6. The learned counsel would rely on the judgment of Apex Court as well as this Court in

State of Punjab v. Madan Lal, (2009) 5 SCC 238

Ulahannan V. State of Kerala, 2002 (3) KLT 357

and

Benson v State of Kerala and Another, 2014 KHC 596

Referring to para 23 of the judgment in Benson (supra) it is pointed out by the learned counsel that in appropriate cases some leniency can be shown taking into account the possibility of the accused reforming himself, if such benefit is given. It is further contended that normally reformative theory is the one to be taken by the courts while imposing the sentence for considering the question as to whether the sentence has to run concurrently or consecutively, depending upon the nature of offence or offences committed, the conduct of the accused, possibility of reformation, the circumstances under which the offence was committed, whether the premature release of the accused will be welcomed by the society and releasing him from jail prematurely will be a menace to the society etc.

7. The submissions of the learned counsel is firmly refuted by Sri. Tom Jose Padinjarekkara, the learned Additional Director General of Prosecution. The learned ADGP refers to the judgment of the Apex Court in

M.R. Kudva v. State of Andhra Pradesh, (2007) 2 SCC 772

Sukumaran v. State of Kerala and Another, 2008 (1) KHC 722

and

V.K. Bansal v. State of Haryana and Another, (2013) 7 SCC 211

and contends that what is to be taken note of by this Court while considering the petition is the single transaction rule. It is contended that the fact that the transaction involved in both the cases being distinct and separate, the cases cannot be brought under the umbrella of single transaction rule and therefore, the petition is liable to be dismissed.

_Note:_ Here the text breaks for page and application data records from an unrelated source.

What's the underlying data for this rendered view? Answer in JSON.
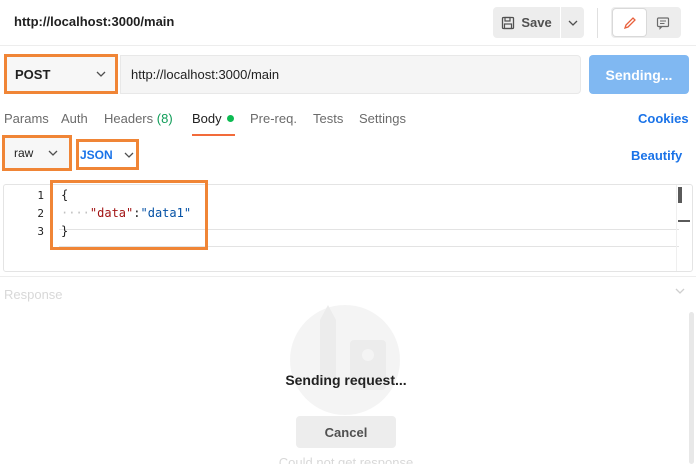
{
  "header": {
    "title": "http://localhost:3000/main",
    "save_label": "Save",
    "save_icon": "floppy-disk-icon",
    "toggle_edit_icon": "pencil-icon",
    "toggle_comment_icon": "comment-icon"
  },
  "request": {
    "method": "POST",
    "url": "http://localhost:3000/main",
    "send_label": "Sending..."
  },
  "tabs": [
    {
      "label": "Params"
    },
    {
      "label": "Auth"
    },
    {
      "label": "Headers",
      "count": "(8)"
    },
    {
      "label": "Body",
      "active": true
    },
    {
      "label": "Pre-req."
    },
    {
      "label": "Tests"
    },
    {
      "label": "Settings"
    }
  ],
  "cookies_label": "Cookies",
  "body": {
    "mode": "raw",
    "language": "JSON",
    "beautify_label": "Beautify",
    "lines": [
      {
        "num": "1",
        "text": "{"
      },
      {
        "num": "2",
        "indent": "····",
        "key": "\"data\"",
        "colon": ":",
        "value": "\"data1\""
      },
      {
        "num": "3",
        "text": "}"
      }
    ]
  },
  "response": {
    "label": "Response",
    "status": "Sending request...",
    "cancel_label": "Cancel",
    "empty_text": "Could not get response"
  },
  "colors": {
    "highlight": "#f08536",
    "send_button": "#80b8f2",
    "link": "#1a73e8",
    "active_tab_underline": "#f26b3a",
    "body_dot": "#0cbb52"
  }
}
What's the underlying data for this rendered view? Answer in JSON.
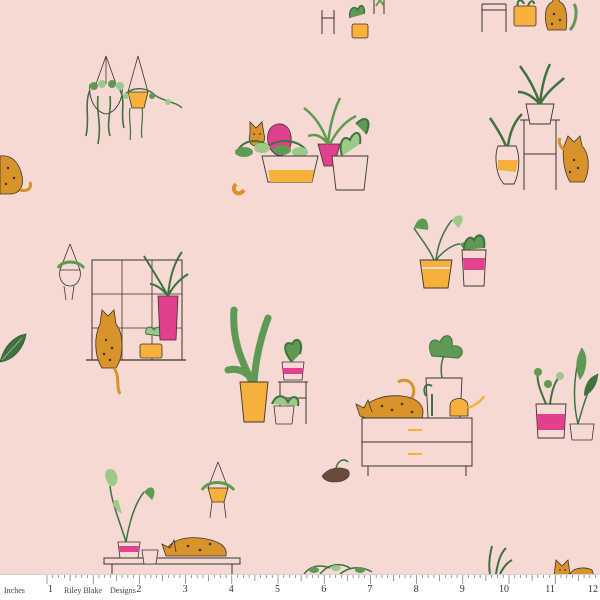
{
  "colors": {
    "background": "#f6d9d2",
    "leaf_green": "#5f9a55",
    "leaf_dark": "#3f7240",
    "leaf_light": "#9cc98a",
    "pot_orange": "#f5b13c",
    "pot_pink": "#e23f8c",
    "cat_orange": "#d8932a",
    "ink": "#3b3330"
  },
  "motifs": [
    {
      "name": "hanging-plants-motif",
      "icon": "hanging-planter-icon"
    },
    {
      "name": "cat-plant-shelf-motif",
      "icon": "cat-icon"
    },
    {
      "name": "tall-plants-cat-motif",
      "icon": "cat-icon"
    },
    {
      "name": "window-cat-motif",
      "icon": "window-icon"
    },
    {
      "name": "plant-stand-motif",
      "icon": "plant-stand-icon"
    },
    {
      "name": "two-pots-motif",
      "icon": "potted-plant-icon"
    },
    {
      "name": "dresser-cat-motif",
      "icon": "dresser-icon"
    },
    {
      "name": "bench-cat-motif",
      "icon": "bench-icon"
    }
  ],
  "ruler": {
    "unit_label": "Inches",
    "brand": "Riley Blake",
    "brand_suffix": "Designs",
    "numbers": [
      "1",
      "2",
      "3",
      "4",
      "5",
      "6",
      "7",
      "8",
      "9",
      "10",
      "11",
      "12"
    ]
  }
}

8. It is pointed out that in respect of the incident involved in S.C.N.348 of 2008, the allegation was that the petitioner along with other accused had committed lurking house trespass by night and after committing theft of gold ornaments had stabbed the injured witnesses mercilessly. In S.C.No 73/1995 , the petitioner and the co-accused are alleged to have entered the house of the injured witnesses wearing masks and thereafter committed robbery of gold ornaments and thereafter they assaulted the occupants with dangerous weapons. The learned ADGP submits that a plain reading of